Tests have shown that the battery lasts just about a day with moderate use of some features. For those who like to stream videos and use LTE, at least one battery charge is required within the day. The S4 needs to do better, without compromising the slim design of the phone.
While the S3 has been heralded for its sleek design, some consumers have criticized the plastic chassis, which they claim makes the device look like a toy, Tech Radar reports. While the plastic makes the phone ultra-lite, some glass would give it a more expensive and premium appeal.
As the Samsung Galaxy Note gains popularity for its phone/tablet hybrid qualities, consumers will no doubt expect a larger screen from the Samsung Galaxy S4.
Samsung's S-voice doesn't seem to be able to do that much when compared with Apple's Siri. By the time the S4 is released, consumers will look for a more sophisticated voice recognition system that will be able to take on hundreds of voice commands beyond forecasting the weather and giving directions.
The Galaxy S3 comes with Android's Ice Cream Sandwich. The Galaxy S4 will see the following improvements should it come with Android 4.1

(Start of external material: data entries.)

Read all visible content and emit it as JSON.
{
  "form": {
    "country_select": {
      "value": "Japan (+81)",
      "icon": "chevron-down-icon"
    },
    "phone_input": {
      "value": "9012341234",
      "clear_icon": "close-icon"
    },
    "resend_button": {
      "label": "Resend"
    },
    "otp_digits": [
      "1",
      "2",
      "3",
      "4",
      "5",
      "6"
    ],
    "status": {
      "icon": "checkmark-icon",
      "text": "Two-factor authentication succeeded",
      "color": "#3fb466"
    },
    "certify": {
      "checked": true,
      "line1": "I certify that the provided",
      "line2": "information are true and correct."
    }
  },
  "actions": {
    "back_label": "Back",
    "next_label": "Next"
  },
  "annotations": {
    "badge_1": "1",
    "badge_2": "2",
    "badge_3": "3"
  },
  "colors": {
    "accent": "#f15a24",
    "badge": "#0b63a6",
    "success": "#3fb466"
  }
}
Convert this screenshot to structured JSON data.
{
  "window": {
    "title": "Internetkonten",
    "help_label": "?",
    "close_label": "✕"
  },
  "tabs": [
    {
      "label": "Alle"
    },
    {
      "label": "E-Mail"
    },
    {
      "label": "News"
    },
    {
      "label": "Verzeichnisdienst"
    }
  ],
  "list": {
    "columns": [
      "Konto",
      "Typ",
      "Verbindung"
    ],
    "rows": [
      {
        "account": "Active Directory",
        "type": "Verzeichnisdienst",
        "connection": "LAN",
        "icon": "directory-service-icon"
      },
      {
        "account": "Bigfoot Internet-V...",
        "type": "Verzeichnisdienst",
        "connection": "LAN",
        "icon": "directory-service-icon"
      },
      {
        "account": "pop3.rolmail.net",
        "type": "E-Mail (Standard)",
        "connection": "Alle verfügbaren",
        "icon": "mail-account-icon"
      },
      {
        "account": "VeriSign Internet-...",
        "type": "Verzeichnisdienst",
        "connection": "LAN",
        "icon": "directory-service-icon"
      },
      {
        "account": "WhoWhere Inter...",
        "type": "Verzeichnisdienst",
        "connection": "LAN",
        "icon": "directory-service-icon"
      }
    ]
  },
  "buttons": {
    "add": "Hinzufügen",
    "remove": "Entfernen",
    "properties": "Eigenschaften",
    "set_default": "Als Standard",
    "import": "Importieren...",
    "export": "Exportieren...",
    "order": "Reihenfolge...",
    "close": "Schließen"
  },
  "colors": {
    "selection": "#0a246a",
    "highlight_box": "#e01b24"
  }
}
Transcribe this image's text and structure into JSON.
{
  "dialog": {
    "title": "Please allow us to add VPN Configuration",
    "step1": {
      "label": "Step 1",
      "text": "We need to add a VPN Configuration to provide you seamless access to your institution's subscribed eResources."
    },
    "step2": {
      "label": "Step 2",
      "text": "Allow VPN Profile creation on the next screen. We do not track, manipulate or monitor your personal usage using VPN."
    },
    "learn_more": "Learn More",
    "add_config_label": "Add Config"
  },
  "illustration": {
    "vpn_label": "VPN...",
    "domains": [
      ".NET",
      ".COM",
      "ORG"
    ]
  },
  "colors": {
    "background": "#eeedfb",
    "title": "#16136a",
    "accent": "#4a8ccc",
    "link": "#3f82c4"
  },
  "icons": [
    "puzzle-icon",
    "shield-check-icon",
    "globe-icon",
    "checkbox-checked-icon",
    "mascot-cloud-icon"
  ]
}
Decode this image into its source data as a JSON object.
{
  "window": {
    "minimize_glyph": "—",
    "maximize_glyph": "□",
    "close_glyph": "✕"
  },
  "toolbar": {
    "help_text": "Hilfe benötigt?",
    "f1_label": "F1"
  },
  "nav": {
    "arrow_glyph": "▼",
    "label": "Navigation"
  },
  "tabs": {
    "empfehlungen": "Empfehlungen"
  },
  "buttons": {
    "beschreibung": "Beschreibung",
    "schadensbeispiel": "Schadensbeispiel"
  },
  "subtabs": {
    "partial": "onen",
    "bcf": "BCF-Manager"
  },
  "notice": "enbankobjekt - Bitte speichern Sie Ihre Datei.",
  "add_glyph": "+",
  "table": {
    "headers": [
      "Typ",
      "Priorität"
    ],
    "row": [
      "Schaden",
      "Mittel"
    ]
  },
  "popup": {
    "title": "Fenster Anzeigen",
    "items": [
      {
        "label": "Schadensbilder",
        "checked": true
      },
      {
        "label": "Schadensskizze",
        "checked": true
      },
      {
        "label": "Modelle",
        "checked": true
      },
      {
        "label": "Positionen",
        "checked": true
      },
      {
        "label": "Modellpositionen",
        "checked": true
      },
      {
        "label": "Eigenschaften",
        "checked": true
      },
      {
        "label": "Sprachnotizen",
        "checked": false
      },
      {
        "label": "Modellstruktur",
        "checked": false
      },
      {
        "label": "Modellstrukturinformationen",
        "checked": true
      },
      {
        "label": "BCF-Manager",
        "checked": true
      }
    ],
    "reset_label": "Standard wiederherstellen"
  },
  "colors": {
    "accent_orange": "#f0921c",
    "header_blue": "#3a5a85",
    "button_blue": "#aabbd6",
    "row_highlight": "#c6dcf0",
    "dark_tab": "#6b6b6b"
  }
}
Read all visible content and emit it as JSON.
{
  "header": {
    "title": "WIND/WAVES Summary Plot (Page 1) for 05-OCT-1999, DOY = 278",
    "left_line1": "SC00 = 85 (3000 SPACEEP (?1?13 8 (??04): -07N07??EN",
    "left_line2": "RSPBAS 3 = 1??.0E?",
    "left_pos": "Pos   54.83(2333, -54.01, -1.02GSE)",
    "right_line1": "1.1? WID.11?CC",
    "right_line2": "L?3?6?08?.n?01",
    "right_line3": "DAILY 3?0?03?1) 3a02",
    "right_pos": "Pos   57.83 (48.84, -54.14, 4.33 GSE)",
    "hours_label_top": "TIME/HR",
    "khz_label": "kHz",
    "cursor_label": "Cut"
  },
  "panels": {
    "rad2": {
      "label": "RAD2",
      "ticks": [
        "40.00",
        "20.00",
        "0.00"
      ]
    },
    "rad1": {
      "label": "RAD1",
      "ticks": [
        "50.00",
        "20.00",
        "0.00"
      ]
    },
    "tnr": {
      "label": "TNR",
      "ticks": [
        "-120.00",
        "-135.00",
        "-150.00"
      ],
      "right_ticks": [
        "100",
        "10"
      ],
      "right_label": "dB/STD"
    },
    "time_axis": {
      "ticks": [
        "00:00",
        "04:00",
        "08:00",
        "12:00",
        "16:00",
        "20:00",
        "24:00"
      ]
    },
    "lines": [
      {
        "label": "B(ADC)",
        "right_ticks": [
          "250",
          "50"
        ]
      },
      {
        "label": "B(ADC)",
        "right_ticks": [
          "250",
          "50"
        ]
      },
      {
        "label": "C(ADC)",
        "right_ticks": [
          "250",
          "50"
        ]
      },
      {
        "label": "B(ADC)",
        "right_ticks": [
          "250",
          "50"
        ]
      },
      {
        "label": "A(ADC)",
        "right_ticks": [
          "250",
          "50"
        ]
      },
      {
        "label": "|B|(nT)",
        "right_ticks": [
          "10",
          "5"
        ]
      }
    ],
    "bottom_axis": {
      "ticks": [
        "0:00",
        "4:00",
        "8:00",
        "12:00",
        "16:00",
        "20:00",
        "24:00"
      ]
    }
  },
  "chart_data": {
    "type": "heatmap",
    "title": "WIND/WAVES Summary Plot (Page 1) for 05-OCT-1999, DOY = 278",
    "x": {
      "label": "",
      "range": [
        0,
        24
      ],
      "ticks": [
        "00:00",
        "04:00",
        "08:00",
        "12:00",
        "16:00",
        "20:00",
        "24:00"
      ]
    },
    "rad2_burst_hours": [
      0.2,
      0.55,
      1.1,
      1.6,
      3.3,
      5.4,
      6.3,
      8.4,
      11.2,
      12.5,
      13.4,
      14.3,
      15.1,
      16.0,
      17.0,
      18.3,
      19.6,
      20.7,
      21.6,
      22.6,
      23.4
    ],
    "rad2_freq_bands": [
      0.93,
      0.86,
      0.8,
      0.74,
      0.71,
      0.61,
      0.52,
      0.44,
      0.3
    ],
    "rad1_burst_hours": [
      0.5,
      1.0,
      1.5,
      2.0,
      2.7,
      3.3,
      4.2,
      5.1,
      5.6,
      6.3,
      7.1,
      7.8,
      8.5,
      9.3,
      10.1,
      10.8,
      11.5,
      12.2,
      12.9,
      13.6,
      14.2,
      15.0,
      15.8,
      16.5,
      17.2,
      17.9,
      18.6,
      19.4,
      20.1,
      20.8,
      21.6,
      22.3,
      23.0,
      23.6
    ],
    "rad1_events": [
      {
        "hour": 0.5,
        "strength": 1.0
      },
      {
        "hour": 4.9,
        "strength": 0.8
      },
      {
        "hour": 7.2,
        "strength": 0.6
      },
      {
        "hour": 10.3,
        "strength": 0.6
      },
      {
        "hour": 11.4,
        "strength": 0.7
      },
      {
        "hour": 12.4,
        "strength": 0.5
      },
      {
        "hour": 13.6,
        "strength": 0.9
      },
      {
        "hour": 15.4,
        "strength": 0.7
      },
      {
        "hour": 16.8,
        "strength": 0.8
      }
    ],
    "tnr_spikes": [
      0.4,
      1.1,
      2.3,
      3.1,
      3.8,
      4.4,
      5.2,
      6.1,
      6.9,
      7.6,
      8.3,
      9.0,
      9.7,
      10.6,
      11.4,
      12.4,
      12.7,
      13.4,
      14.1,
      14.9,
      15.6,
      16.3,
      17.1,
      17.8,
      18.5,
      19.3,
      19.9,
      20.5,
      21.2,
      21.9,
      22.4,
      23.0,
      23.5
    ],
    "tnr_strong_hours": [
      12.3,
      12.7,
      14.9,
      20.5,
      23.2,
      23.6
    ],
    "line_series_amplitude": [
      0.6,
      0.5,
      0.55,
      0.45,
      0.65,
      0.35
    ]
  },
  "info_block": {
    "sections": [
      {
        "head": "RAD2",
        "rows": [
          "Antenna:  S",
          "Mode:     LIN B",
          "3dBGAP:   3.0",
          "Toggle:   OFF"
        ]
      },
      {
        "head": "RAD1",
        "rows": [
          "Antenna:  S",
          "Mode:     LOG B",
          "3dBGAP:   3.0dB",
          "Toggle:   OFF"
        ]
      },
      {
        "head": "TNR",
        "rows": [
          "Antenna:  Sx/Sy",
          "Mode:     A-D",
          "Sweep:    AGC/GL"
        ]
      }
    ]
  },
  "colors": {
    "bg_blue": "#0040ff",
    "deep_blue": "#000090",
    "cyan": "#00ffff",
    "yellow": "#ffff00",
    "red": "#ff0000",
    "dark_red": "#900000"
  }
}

The Jelly Bean update was unveiled at Google's annual developer's conference in June. Its performance is significantly faster than Ice Cream Sandwich and it is built to harness the power of mobile processors efficiently and improve CPU utilization, according to Google.
The main aim of Jelly Bean's Project Butter is for devices to run with smooth graphics and a seamless response rate. It does this by predicting where the user's finger will be.
Google Chrome Default Browser
Google Chrome on Jelly Bean has replaced Honeycomb and ICS' default browsers. It's speedy, elegant and one of the best browsers on the market.
This is a new feature to Jelly Bean that is run through a Siri-like voice recognition tool. It gives you answers and prompts based on your interests, which are identified through your Google Search history, calendar and location data.
On Jelly Bean, widgets can be re-sized and organized by users manually
Improved Camera App
The Jelly Bean camera app has improved the way photos can be viewed. Users can access their photos in an instant with a swipe gesture and a pinch-in-zoom gesture turns the screen into a filmstrip.
The NFC file-sharing interface has been significantly improved through Jelly Bean. Users can now hook up to another NFC-enabled Android phone by tapping it against another device. Information is then transferred between the two phones through Bluetooth.